DA Announces Sweeping Changes in Animal Cruelty Enforcement; Charges Filed in Libre Case
Lancaster County District Attorney Craig Stedman announced Thursday sweeping changes in the way animal cruelty will be policed and prosecuted in the county, along with the filing of charges regarding neglect of a puppy, Libre, rescued last month from a Quarryville farm.
Stedman called cruelty laws in Pennsylvania "insufficient" and said they have been for years. Stedman will push for a change in cruelty laws and will invoke immediate procedural change in the way animal cruelty is investigated in Lancaster County.
"Animals in Lancaster County are better off today than they were yesterday," Stedman said at a press event Thursday morning in downtown Lancaster.
Here's what was outlined at the press event:
CHARGE IN LIBRE CASE
Pennsylvania State Police filed a citation Thursday regarding neglect of a puppy Libre, rescued in July from a farm on Conowingo Road in Quarryville.
Benjamin S. Stoltzfus, 33, is charged with a summary count of cruelty to animals for failure to provide adequate veterinarian care to Libre, who suffered severe physical distress due to that lack of care. The puppy suffered from multiple ailments. Stoltzfus admitted to police to not providing care and, additionally, to leaving the dog in a kennel where Stoltzfus believed the dog would die.
The filed summary citation was the maximum allowable offense.
PETITION FOR SUSPENSION
On Thursday, a petition was filed by District Attorney Craig Stedman’s office seeking suspension of Susan P. Martin’s appointment as a humane society police officer for the Lancaster County SPCA. In the petition to Lancaster County’s President Judge, the Commonwealth alleges that Martin has conducted her authority to enforce cruelty laws in a “substandard” fashion.
The President Judge has authority to take action on the petition following a hearing on the matter.
CRUELTY LAW ENFORCEMENT IN LANCASTER COUNTY
District Attorney Stedman announces change in procedure regarding policing, enforcement and prosecution of cruelty offenses in Lancaster County. Enforcement, for the time being, will no longer be done by SPCA personnel.
Lancaster County Detective Joanne Resh will serve as a general point of contact and assisting investigator in instances of suspected animal abuse. Pennsylvania State Police and municipal police departments will investigate and charge in cases in their respective jurisdictions.
SEEKING CHANGES IN LAW
1. Harsher penalties for animal cruelty offenses: District Attorney Stedman will be asking legislators to make changes in current cruelty law statutes. Specifically, increases in grading of such offenses and in potential penalties, upon conviction.
For example, the beating or abuse of a domesticated animal of another is a summary citation, which commonly carries a fine upon conviction. DA Stedman seeks to increase the grading of such an offense.

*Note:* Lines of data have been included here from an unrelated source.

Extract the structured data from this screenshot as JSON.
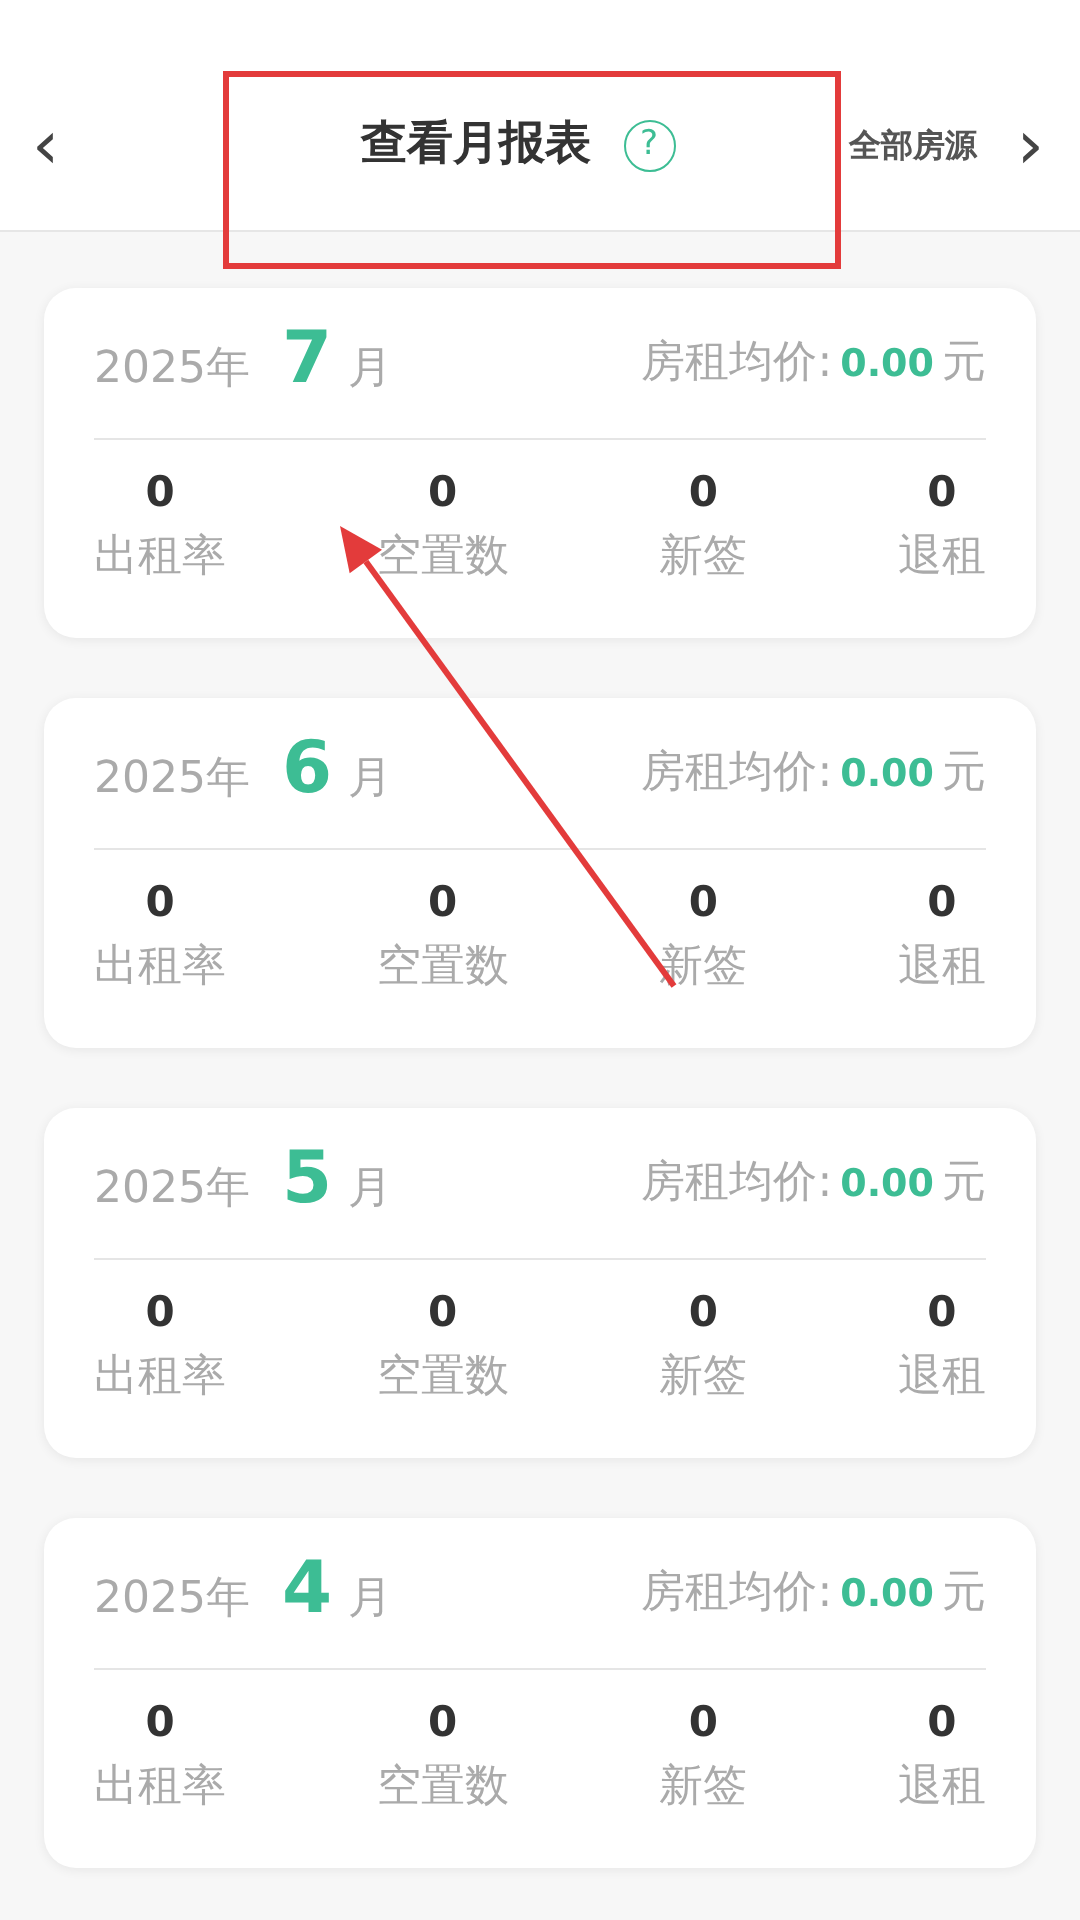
{
  "header": {
    "back": "‹",
    "title": "查看月报表",
    "help": "?",
    "filter": "全部房源",
    "forward": "›"
  },
  "reports": [
    {
      "year": "2025年",
      "month": "7",
      "month_unit": "月",
      "price_label": "房租均价:",
      "price": "0.00",
      "price_unit": "元",
      "stats": [
        {
          "value": "0",
          "label": "出租率"
        },
        {
          "value": "0",
          "label": "空置数"
        },
        {
          "value": "0",
          "label": "新签"
        },
        {
          "value": "0",
          "label": "退租"
        }
      ]
    },
    {
      "year": "2025年",
      "month": "6",
      "month_unit": "月",
      "price_label": "房租均价:",
      "price": "0.00",
      "price_unit": "元",
      "stats": [
        {
          "value": "0",
          "label": "出租率"
        },
        {
          "value": "0",
          "label": "空置数"
        },
        {
          "value": "0",
          "label": "新签"
        },
        {
          "value": "0",
          "label": "退租"
        }
      ]
    },
    {
      "year": "2025年",
      "month": "5",
      "month_unit": "月",
      "price_label": "房租均价:",
      "price": "0.00",
      "price_unit": "元",
      "stats": [
        {
          "value": "0",
          "label": "出租率"
        },
        {
          "value": "0",
          "label": "空置数"
        },
        {
          "value": "0",
          "label": "新签"
        },
        {
          "value": "0",
          "label": "退租"
        }
      ]
    },
    {
      "year": "2025年",
      "month": "4",
      "month_unit": "月",
      "price_label": "房租均价:",
      "price": "0.00",
      "price_unit": "元",
      "stats": [
        {
          "value": "0",
          "label": "出租率"
        },
        {
          "value": "0",
          "label": "空置数"
        },
        {
          "value": "0",
          "label": "新签"
        },
        {
          "value": "0",
          "label": "退租"
        }
      ]
    }
  ],
  "annotations": [
    {
      "kind": "box"
    },
    {
      "kind": "arrow"
    }
  ]
}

2. Change in cruelty enforcement officer standards: Currently, cruelty officers are appointed by Lancaster County’s President Judge, if the aspiring officer has completed the required hours of specified training. There is no background check and no feedback is solicited from the district attorney, per current law. The district attorney is pushing for a makeover to that procedure. Background checks should be standard and the district attorney should have a voice – not veto power – in appointments of cruelty officers, whom have arrest powers and authority to enter private properties and seize animals and/or property.
MEDIA CONTACT: Brett A. Hambright, 717-295-2041; firstname.lastname@example.org; Twitter: @BrettHambright